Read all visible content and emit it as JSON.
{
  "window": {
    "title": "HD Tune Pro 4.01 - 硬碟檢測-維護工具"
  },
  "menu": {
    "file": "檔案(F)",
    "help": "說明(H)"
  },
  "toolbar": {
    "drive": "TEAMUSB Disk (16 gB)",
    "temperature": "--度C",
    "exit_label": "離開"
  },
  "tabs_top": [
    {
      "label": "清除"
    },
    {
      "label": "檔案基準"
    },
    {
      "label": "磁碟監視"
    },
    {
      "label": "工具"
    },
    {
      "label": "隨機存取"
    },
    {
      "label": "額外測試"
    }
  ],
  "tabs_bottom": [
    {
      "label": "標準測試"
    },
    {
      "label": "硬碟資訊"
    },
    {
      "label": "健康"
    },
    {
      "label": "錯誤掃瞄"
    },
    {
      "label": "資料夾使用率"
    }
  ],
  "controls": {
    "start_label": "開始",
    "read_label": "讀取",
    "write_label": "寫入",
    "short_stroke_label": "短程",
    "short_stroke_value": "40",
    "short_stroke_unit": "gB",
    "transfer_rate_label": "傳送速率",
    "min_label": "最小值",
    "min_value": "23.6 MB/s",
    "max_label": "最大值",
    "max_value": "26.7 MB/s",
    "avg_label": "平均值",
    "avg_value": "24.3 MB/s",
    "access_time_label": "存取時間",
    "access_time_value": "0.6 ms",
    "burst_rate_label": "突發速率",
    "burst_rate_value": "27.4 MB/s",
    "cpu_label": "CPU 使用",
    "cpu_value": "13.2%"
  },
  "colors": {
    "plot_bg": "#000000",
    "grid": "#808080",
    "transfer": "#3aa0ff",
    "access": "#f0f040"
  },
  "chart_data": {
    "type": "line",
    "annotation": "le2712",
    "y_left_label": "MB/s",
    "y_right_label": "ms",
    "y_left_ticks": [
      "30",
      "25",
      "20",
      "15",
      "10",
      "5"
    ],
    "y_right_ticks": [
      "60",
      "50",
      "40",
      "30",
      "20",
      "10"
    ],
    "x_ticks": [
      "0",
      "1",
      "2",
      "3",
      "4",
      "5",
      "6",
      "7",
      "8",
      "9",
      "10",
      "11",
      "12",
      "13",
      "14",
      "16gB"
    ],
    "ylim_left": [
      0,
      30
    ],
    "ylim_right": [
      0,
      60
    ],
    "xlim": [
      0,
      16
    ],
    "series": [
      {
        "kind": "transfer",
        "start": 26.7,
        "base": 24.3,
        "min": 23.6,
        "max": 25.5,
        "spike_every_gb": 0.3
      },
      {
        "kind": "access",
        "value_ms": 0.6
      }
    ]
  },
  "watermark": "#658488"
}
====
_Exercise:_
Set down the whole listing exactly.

_Response area:_
Read all visible content and emit it as JSON.
{
  "window": {
    "title": "HD Tune Pro 4.01 - 硬碟檢測-維護工具"
  },
  "menu": {
    "file": "檔案(F)",
    "help": "說明(H)"
  },
  "toolbar": {
    "drive": "TEAMUSB Disk (16 gB)",
    "temperature": "--度C",
    "exit_label": "離開"
  },
  "tabs_top": [
    {
      "label": "清除"
    },
    {
      "label": "檔案基準"
    },
    {
      "label": "磁碟監視"
    },
    {
      "label": "工具"
    },
    {
      "label": "隨機存取"
    },
    {
      "label": "額外測試"
    }
  ],
  "tabs_bottom": [
    {
      "label": "標準測試"
    },
    {
      "label": "硬碟資訊"
    },
    {
      "label": "健康"
    },
    {
      "label": "錯誤掃瞄"
    },
    {
      "label": "資料夾使用率"
    }
  ],
  "controls": {
    "start_label": "開始",
    "read_label": "讀取",
    "write_label": "寫入",
    "short_stroke_label": "短程",
    "short_stroke_value": "40",
    "short_stroke_unit": "gB",
    "transfer_rate_label": "傳送速率",
    "min_label": "最小值",
    "min_value": "23.6 MB/s",
    "max_label": "最大值",
    "max_value": "26.7 MB/s",
    "avg_label": "平均值",
    "avg_value": "24.3 MB/s",
    "access_time_label": "存取時間",
    "access_time_value": "0.6 ms",
    "burst_rate_label": "突發速率",
    "burst_rate_value": "27.4 MB/s",
    "cpu_label": "CPU 使用",
    "cpu_value": "13.2%"
  },
  "colors": {
    "plot_bg": "#000000",
    "grid": "#808080",
    "transfer": "#3aa0ff",
    "access": "#f0f040"
  },
  "chart_data": {
    "type": "line",
    "annotation": "le2712",
    "y_left_label": "MB/s",
    "y_right_label": "ms",
    "y_left_ticks": [
      "30",
      "25",
      "20",
      "15",
      "10",
      "5"
    ],
    "y_right_ticks": [
      "60",
      "50",
      "40",
      "30",
      "20",
      "10"
    ],
    "x_ticks": [
      "0",
      "1",
      "2",
      "3",
      "4",
      "5",
      "6",
      "7",
      "8",
      "9",
      "10",
      "11",
      "12",
      "13",
      "14",
      "16gB"
    ],
    "ylim_left": [
      0,
      30
    ],
    "ylim_right": [
      0,
      60
    ],
    "xlim": [
      0,
      16
    ],
    "series": [
      {
        "kind": "transfer",
        "start": 26.7,
        "base": 24.3,
        "min": 23.6,
        "max": 25.5,
        "spike_every_gb": 0.3
      },
      {
        "kind": "access",
        "value_ms": 0.6
      }
    ]
  },
  "watermark": "#658488"
}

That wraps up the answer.